The Cinematic Dystopian Future is now!

Could this be how Skynet started?


"While I was off on a vacation recently, the slick game console spent the week talking about me behind my back and posting snarky comments on the Web.


Whoever thought an A.I. blog could lead to the near extinction of the human race? Of course, the fact that Microsoft® would be responsible should come as no surprise to several crackpot futurists.

The fate of all mankind hangs in the balance, all you XBox 360 owners! If you want to stop a future of cybernetic horrors delivering campy one-liners in flattened Austrian accents, better get your game on.

Those doors are pretty strong now, eh?

"Let me in, eh?"


At least we know now that the improvements to cockpit door-strength really work. I can only imagine the embarassment of the pilot if the door had malfunctioned before he made it to the lavatory.

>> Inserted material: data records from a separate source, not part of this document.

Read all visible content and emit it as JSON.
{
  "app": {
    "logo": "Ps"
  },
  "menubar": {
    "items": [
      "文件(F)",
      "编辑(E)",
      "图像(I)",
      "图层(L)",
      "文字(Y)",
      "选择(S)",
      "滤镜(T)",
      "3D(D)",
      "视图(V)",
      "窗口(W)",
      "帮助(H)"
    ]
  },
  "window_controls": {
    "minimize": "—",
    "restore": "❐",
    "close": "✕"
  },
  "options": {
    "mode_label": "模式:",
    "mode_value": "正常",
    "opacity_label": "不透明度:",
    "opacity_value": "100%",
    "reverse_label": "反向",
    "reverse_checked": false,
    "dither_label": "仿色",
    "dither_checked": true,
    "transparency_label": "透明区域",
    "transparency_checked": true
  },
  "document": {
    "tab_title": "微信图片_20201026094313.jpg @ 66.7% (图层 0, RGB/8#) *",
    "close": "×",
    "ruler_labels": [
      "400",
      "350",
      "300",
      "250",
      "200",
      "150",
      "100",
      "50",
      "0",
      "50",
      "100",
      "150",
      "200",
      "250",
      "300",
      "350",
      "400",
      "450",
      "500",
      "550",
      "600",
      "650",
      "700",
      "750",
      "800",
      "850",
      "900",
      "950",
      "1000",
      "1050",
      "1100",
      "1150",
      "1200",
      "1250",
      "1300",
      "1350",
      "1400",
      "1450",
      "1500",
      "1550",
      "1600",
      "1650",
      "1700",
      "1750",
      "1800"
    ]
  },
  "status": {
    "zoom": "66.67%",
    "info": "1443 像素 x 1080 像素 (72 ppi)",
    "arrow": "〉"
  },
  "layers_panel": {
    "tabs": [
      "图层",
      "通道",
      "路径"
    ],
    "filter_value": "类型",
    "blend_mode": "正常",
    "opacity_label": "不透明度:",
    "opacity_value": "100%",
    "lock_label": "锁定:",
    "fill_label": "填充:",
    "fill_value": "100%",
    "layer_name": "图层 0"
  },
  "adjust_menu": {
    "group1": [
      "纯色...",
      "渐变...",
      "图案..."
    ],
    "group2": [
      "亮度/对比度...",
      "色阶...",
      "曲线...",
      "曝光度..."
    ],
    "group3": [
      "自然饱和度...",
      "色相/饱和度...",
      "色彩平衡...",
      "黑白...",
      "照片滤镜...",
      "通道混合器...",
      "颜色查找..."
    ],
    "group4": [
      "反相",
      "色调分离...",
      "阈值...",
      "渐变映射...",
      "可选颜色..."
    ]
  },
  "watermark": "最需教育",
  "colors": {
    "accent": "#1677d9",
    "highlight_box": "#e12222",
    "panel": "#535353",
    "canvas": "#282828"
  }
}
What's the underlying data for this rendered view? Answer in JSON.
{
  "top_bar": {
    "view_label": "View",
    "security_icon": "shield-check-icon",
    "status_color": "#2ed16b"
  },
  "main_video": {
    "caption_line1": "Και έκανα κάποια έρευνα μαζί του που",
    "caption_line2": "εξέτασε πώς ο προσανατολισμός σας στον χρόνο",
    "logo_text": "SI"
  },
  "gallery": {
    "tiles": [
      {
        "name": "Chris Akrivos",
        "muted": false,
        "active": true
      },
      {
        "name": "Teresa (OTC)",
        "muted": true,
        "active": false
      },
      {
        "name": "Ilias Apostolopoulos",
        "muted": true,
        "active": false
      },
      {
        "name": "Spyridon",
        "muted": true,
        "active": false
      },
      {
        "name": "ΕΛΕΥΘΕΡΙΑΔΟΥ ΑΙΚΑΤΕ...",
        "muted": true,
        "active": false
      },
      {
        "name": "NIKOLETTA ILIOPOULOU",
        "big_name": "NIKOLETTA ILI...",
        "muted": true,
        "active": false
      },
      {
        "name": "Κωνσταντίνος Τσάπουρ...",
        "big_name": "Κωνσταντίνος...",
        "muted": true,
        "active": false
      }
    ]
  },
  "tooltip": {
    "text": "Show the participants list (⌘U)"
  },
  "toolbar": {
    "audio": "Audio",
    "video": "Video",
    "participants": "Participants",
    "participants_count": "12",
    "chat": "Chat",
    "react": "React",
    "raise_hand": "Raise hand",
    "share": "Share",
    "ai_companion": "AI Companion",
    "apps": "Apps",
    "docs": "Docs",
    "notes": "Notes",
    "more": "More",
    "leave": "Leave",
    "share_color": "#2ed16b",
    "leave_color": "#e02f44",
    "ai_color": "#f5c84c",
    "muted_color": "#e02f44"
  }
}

Sunday, August 06, 2006

Animaniacs DVD vol 1 - skimpy on the extras

Yes, the DVD contains all 25 episodes of season 1, so I can't complain really at all, but...There is only 1 (!) extra in the collection.  Granted, it's funny and informative, just what every connoisseur of DVD collections is looking for.  Maurice LaMarche, the voice of several characters, but most notedly The Brain and Squit (yep, it's his Ray Liotta impression), interviews the producers, and the 3 main voice talents behind the characters of Yakko, Wakko, and Dot.  And for 30 minutes, the audience gets great insight into just why someone with the clout of Steven Spielberg and his production company Amblin Entertainment needed to be involved in order to put together the kind of cartoon show that had not been given this kind of studio backing since the salad days of the studio animation departments.  Every single episode was soundtracked by a live 35 piece orchestra...that's just crazy!  Not to mention all the musical parodies, almost single-handledly composed by the late, inimitable Richard Stone, and you start to understand just why Animaniacs, when it first came out in 1993, just felt so different than anything that came before.  It's no wonder that this DVD was, for adults of certain age, mainly college students when the series premiered, the most anticipated DVD release of the year (at least before Lucas announced that a limited edition Star Wars collection will have the original theatrical releases of the Episodes 4-6).  For 30 minutes, it's a retrospective that as well-done as any DVD bonus out there.  The only regret is that there isn't more, like actor or director commentary for an episode, or footage of the voice-over work, or even a behind-the-scenes of getting the animation from idea to broadcast.


Yes, by all means, definitely buy the thing!  Now you can pause the credits at the end and read every in joke ever devised at the expense of Kathryn Page, one of the Assistant to the Producer.  Here's hoping the Volume 2 and beyond give us fans just a little more.